The UW-La Crosse football team has a chance to go unbeaten in nonconference play for the third consecutive season when it makes its home debut at 1 p.m. Saturday against NAIA No. 20 Dickinson State.
Tribune beat reporter Colten Bartholomew gives a quick breakdown of NAIA No. 20 Dickinson St…
That’s a feat the program hasn’t seen since 1995-1997, which includes the national championship run of 1995 and the playoff berth of 1996. The current Eagles players were either toddlers or not even born yet in those years.
To do it, UW-L — 2-0 and ranked No. 23 in the d3football.com poll — will have to handle the speed the Blue Hawks possess on both sides of the ball.
“They have tremendous speed all over the place, from tailback to wide receiver, they have a ton of speed on the perimeter,” Eagles coach Mike Schmidt said.
Dickinson State (1-1) is coming off a loss at No. 10 Rocky Mountain College, and will rely on strong-armed quarterback Hayden Gibson to lead the way. At 6-foot-3 and 225 pounds, Gibson has the ability to stretch the field with deep throws.

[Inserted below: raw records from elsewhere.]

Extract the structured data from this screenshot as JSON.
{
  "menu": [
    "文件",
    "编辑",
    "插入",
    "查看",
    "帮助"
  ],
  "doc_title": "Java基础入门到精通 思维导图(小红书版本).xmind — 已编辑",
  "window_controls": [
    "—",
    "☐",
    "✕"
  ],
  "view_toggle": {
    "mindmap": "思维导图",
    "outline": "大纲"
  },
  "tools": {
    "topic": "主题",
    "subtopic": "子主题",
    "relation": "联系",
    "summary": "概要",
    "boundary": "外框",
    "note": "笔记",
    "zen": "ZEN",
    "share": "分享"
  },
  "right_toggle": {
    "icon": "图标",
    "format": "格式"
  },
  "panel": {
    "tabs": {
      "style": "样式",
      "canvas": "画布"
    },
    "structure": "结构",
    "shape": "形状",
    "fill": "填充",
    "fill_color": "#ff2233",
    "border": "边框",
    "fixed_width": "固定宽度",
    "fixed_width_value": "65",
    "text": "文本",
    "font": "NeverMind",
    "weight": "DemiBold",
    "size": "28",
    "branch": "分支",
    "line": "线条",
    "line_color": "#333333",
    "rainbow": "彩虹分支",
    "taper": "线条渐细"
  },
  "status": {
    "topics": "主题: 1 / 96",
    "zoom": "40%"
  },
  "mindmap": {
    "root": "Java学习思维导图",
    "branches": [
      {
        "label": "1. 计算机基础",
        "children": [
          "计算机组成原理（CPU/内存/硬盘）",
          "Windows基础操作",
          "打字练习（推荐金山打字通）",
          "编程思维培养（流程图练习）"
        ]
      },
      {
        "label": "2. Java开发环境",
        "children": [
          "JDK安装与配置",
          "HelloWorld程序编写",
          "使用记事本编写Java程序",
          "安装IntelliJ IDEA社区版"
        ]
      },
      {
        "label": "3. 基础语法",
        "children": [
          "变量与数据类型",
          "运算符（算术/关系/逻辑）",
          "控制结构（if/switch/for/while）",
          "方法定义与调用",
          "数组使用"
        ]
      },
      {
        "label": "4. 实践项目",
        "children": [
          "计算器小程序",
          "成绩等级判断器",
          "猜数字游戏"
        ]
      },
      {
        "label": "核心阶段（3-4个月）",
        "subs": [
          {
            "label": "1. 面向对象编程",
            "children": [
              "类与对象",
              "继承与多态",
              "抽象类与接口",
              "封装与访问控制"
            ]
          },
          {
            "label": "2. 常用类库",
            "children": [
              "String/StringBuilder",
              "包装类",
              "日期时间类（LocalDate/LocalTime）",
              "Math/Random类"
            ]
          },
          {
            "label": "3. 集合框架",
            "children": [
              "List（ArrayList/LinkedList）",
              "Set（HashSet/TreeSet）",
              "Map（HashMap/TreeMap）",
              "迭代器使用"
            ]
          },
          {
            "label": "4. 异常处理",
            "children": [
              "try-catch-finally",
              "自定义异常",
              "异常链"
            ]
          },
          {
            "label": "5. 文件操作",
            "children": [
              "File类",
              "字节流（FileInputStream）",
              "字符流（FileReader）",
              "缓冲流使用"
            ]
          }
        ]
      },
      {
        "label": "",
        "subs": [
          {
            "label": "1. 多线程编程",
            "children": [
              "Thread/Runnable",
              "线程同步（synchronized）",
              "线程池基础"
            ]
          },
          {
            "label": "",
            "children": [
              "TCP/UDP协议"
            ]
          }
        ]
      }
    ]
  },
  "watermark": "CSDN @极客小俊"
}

Schmidt said he knows because of the defense his Eagles play — primarily man-to-man coverage — the Blue Hawks will likely test the secondary often with leading receiver Randy Ivey (11 catches, 230 yards, two TDs).

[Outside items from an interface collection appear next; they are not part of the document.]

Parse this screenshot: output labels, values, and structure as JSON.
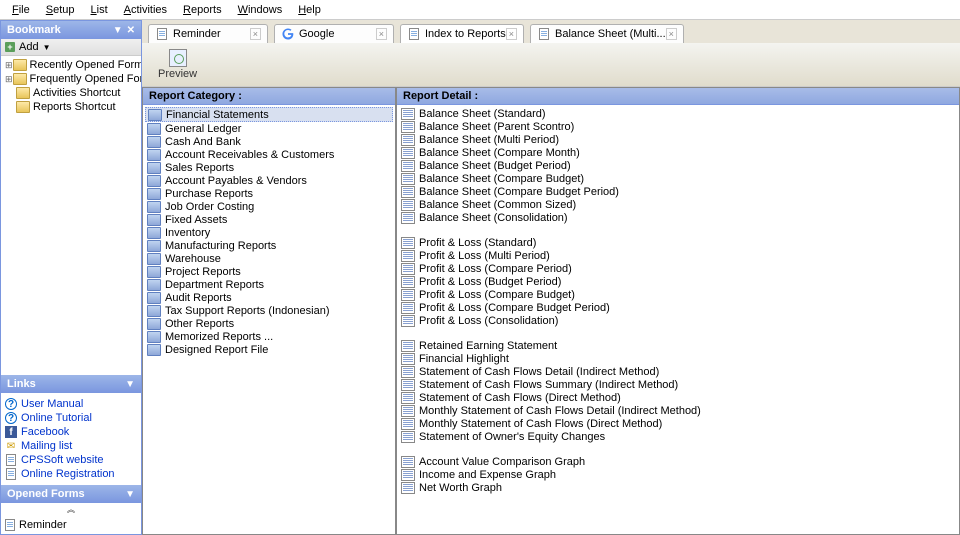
{
  "menu": [
    "File",
    "Setup",
    "List",
    "Activities",
    "Reports",
    "Windows",
    "Help"
  ],
  "sidebar": {
    "bookmark": {
      "title": "Bookmark",
      "add_label": "Add",
      "tree": [
        {
          "label": "Recently Opened Forms",
          "expandable": true
        },
        {
          "label": "Frequently Opened Forms",
          "expandable": true
        },
        {
          "label": "Activities Shortcut",
          "expandable": false
        },
        {
          "label": "Reports Shortcut",
          "expandable": false
        }
      ]
    },
    "links": {
      "title": "Links",
      "items": [
        {
          "label": "User Manual",
          "icon": "q"
        },
        {
          "label": "Online Tutorial",
          "icon": "q"
        },
        {
          "label": "Facebook",
          "icon": "fb"
        },
        {
          "label": "Mailing list",
          "icon": "mail"
        },
        {
          "label": "CPSSoft website",
          "icon": "doc"
        },
        {
          "label": "Online Registration",
          "icon": "doc"
        }
      ]
    },
    "opened": {
      "title": "Opened Forms",
      "items": [
        "Reminder"
      ]
    }
  },
  "tabs": [
    {
      "label": "Reminder",
      "icon": "doc"
    },
    {
      "label": "Google",
      "icon": "google"
    },
    {
      "label": "Index to Reports",
      "icon": "doc",
      "active": true
    },
    {
      "label": "Balance Sheet (Multi...",
      "icon": "doc"
    }
  ],
  "toolbar": {
    "preview": "Preview"
  },
  "category": {
    "header": "Report Category :",
    "items": [
      "Financial Statements",
      "General Ledger",
      "Cash And Bank",
      "Account Receivables & Customers",
      "Sales Reports",
      "Account Payables & Vendors",
      "Purchase Reports",
      "Job Order Costing",
      "Fixed Assets",
      "Inventory",
      "Manufacturing Reports",
      "Warehouse",
      "Project Reports",
      "Department Reports",
      "Audit Reports",
      "Tax Support Reports (Indonesian)",
      "Other Reports",
      "Memorized Reports ...",
      "Designed Report File"
    ],
    "selected_index": 0
  },
  "detail": {
    "header": "Report Detail :",
    "groups": [
      [
        "Balance Sheet (Standard)",
        "Balance Sheet (Parent Scontro)",
        "Balance Sheet (Multi Period)",
        "Balance Sheet (Compare Month)",
        "Balance Sheet (Budget Period)",
        "Balance Sheet (Compare Budget)",
        "Balance Sheet (Compare Budget Period)",
        "Balance Sheet (Common Sized)",
        "Balance Sheet (Consolidation)"
      ],
      [
        "Profit & Loss (Standard)",
        "Profit & Loss (Multi Period)",
        "Profit & Loss (Compare Period)",
        "Profit & Loss (Budget Period)",
        "Profit & Loss (Compare Budget)",
        "Profit & Loss (Compare Budget Period)",
        "Profit & Loss (Consolidation)"
      ],
      [
        "Retained Earning Statement",
        "Financial Highlight",
        "Statement of Cash Flows Detail (Indirect Method)",
        "Statement of Cash Flows Summary (Indirect Method)",
        "Statement of Cash Flows (Direct Method)",
        "Monthly Statement of Cash Flows Detail (Indirect Method)",
        "Monthly Statement of Cash Flows (Direct Method)",
        "Statement of Owner's Equity Changes"
      ],
      [
        "Account Value Comparison Graph",
        "Income and Expense Graph",
        "Net Worth Graph"
      ]
    ]
  }
}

“We’ve got a huge challenge in our secondary. My guess is they throw it 50 times on us,” Schmidt said. “We’re going to have to defend and tackle in space.”
What may be more important to the UW-L defense, though, is how they cover running backs in the receiving game. Illinois Wesleyan’s small and shifty Bryce Dooley gained 10 yards per catch last week on swing routes and screens out of the backfield, to the tune of 120 yards. The Blue Hawks have the same kind of speed backs that can attack those spots.
UW-L sophomore linebacker Rusty Murphy — the team’s tackler and one of the players oftentimes responsible for covering backs on pass routes — said the defense has focused on closing those areas of the field quicker.
“We hadn’t seen it all that much with our offense or Luther to that point, so we’ve been repping it out,” Murphy said. “This quarterback likes to stick in the pocket more than last week’s, and that’s what we like to see as a D-line and linebackers.
“I’m excited to see what we can do.”
When UW-L has the ball, a key will be finding a way to account for linebacker Daniel Moreno. Moreno, a junior college transfer from California, has 25 tackles on the season. The Blue Hawks’ defense is predicated on keeping Moreno free to run sideline to sideline and make plays.
It’ll be up to the Eagles’ interior lineman, like senior center Bradley Schultz, to get movement along the line and get to Moreno and his teammates at the second level to create running lanes. That’s easier said than done with defensive linemen like Jeremy Poyer (6-4, 305), but Schultz said he’s confident the line can stick to its fundamentals.
“They’re a very talented group, but what’s important for us is to think about what we’ve been doing this whole time,” Schultz said.
“Our technique, what coach (Andrew) McGlenn tells us, we know that works. So if we stick with that and not try to do our own thing, we’ll be just fine.”
La Crosse has done a good job so far rotating running backs and those players gaining yards and falling forward, as the team has gained 182 rushing yards per game thus far. But if Poyer and Moreno are as disruptive as they have been in the first two weeks, that might be tough.
Schmidt again emphasized the importance of his team being able to adjust on the fly Saturday, as a lack of experience against Dickinson State or common opponents make game planning more difficult.
“It’s kind of strange where we don’t know much about these guys. New offensive and defensive coordinators over there,” Schmidt said. “But you can tell what they want their identity to be. So you can’t necessarily pick up on too many tendencies, but you know what they want to be, so you play you base stuff in ways to cover that.”